Thursday, December 23, 2010
More on the new Google Nexus S smartphone
There are many reasons for Google to produce a "pure Google experience" phone to help increase Android's momentum. Mobile app developers need to have early access to a new operating system to make sure their apps will work well on the new phone.
Google's Android operating system allows wireless carriers and handset makers to dictate the pace at which their customers receive Android updates, meaning some app developers on one carrier might not be able to see new releases before customers on another carrier start running the software, and that is something that Google wants to change.
There's also even more reasons for building a phone like the Nexus S. When Google tried to launch its previous Nexus One smartphone almost a year ago, it came with plans to free consumers from two-year contracts, end exclusive deals between wireless carriers and handset makers for new phones, and a few more things in between.
But there were a few issues. Wireless carriers withdrew promised support for the Nexus One, and without broad carrier support Google was forced to do exactly what it didn't want to do: offer a phone effectively locked to a single carrier.
And that's when all the problems unfolded for the Nexus One. Google certainly doesn't want a repeat of this so now it is doing things differently.
The Nexus S is now being promoted based only on its hardware and software merits. It's basically a 'Googlized' version of the Samsung Galaxy S, with the near-field communications chips that Google CEO Eric Schmidt spoke about last month and could one day let you use your phone as a credit card.
Known as Gingerbread, the Android version 2.3 OS will bring a new virtual keyboard and a simpler user interface when it ships with the Nexus S on December 16.
It will be interesting to see just how the new Nexus S is acclaimed by the wireless industry and how well it will sell in Best Buy stores, given the failure Google experienced with the Nexus One back in January 2010.
Google has now chosen to concentrate on its original Android promise of giving wireless carriers and handset makers around the world a free, competitive smartphone operating system to serve as a hedge against Apple's iPhone and RIM's BlackBerries.
Coming back to the Nexus One, it took only a day or two in January for users to discover that it had trouble connecting to 3G networks; not a good thing!
At that time, handset maker THK, wireless operator T-Mobile USA and Google were are all scrambling at trying to locate where the problem was in connecting to 3G networks using Google's Nexus One.
In a public statement posted on a T-Mobile forum about the subject, the company said "HTK, Google and T-Mobile are investigating this issue and hope to have more information for you soon.
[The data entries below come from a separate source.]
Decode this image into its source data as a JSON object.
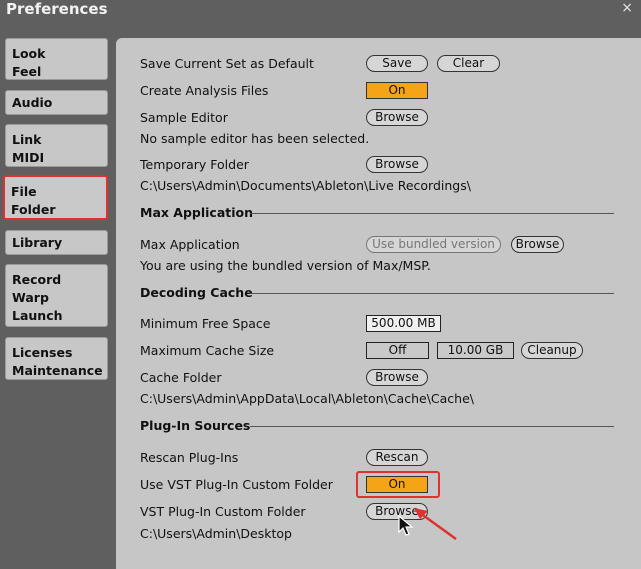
{
  "window": {
    "title": "Preferences",
    "close": "×"
  },
  "sidebar": {
    "items": [
      {
        "line1": "Look",
        "line2": "Feel"
      },
      {
        "line1": "Audio",
        "line2": ""
      },
      {
        "line1": "Link",
        "line2": "MIDI"
      },
      {
        "line1": "File",
        "line2": "Folder"
      },
      {
        "line1": "Library",
        "line2": ""
      },
      {
        "line1": "Record",
        "line2": "Warp",
        "line3": "Launch"
      },
      {
        "line1": "Licenses",
        "line2": "Maintenance"
      }
    ]
  },
  "rows": {
    "save_current": {
      "label": "Save Current Set as Default",
      "save": "Save",
      "clear": "Clear"
    },
    "analysis": {
      "label": "Create Analysis Files",
      "value": "On"
    },
    "sample_editor": {
      "label": "Sample Editor",
      "browse": "Browse",
      "note": "No sample editor has been selected."
    },
    "temp_folder": {
      "label": "Temporary Folder",
      "browse": "Browse",
      "path": "C:\\Users\\Admin\\Documents\\Ableton\\Live Recordings\\"
    }
  },
  "max": {
    "section": "Max Application",
    "label": "Max Application",
    "bundled": "Use bundled version",
    "browse": "Browse",
    "note": "You are using the bundled version of Max/MSP."
  },
  "cache": {
    "section": "Decoding Cache",
    "min_free_label": "Minimum Free Space",
    "min_free_value": "500.00 MB",
    "max_size_label": "Maximum Cache Size",
    "max_size_toggle": "Off",
    "max_size_value": "10.00 GB",
    "cleanup": "Cleanup",
    "folder_label": "Cache Folder",
    "folder_browse": "Browse",
    "folder_path": "C:\\Users\\Admin\\AppData\\Local\\Ableton\\Cache\\Cache\\"
  },
  "plugins": {
    "section": "Plug-In Sources",
    "rescan_label": "Rescan Plug-Ins",
    "rescan": "Rescan",
    "vst_custom_label": "Use VST Plug-In Custom Folder",
    "vst_custom_value": "On",
    "vst_folder_label": "VST Plug-In Custom Folder",
    "vst_folder_browse": "Browse",
    "vst_folder_path": "C:\\Users\\Admin\\Desktop"
  },
  "colors": {
    "accent_on": "#f5a418",
    "highlight": "#e03030"
  }
}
We understand your concern and appreciate your patience."
Neither THK, T-Mobile or Google were immediately available to various requests for comment.
According to the complaints, THK's Nexus One smartphone fluctuated widely between 3G and EDGE technology and was generally unable to sustain a 3G connection for more than 20 seconds at best.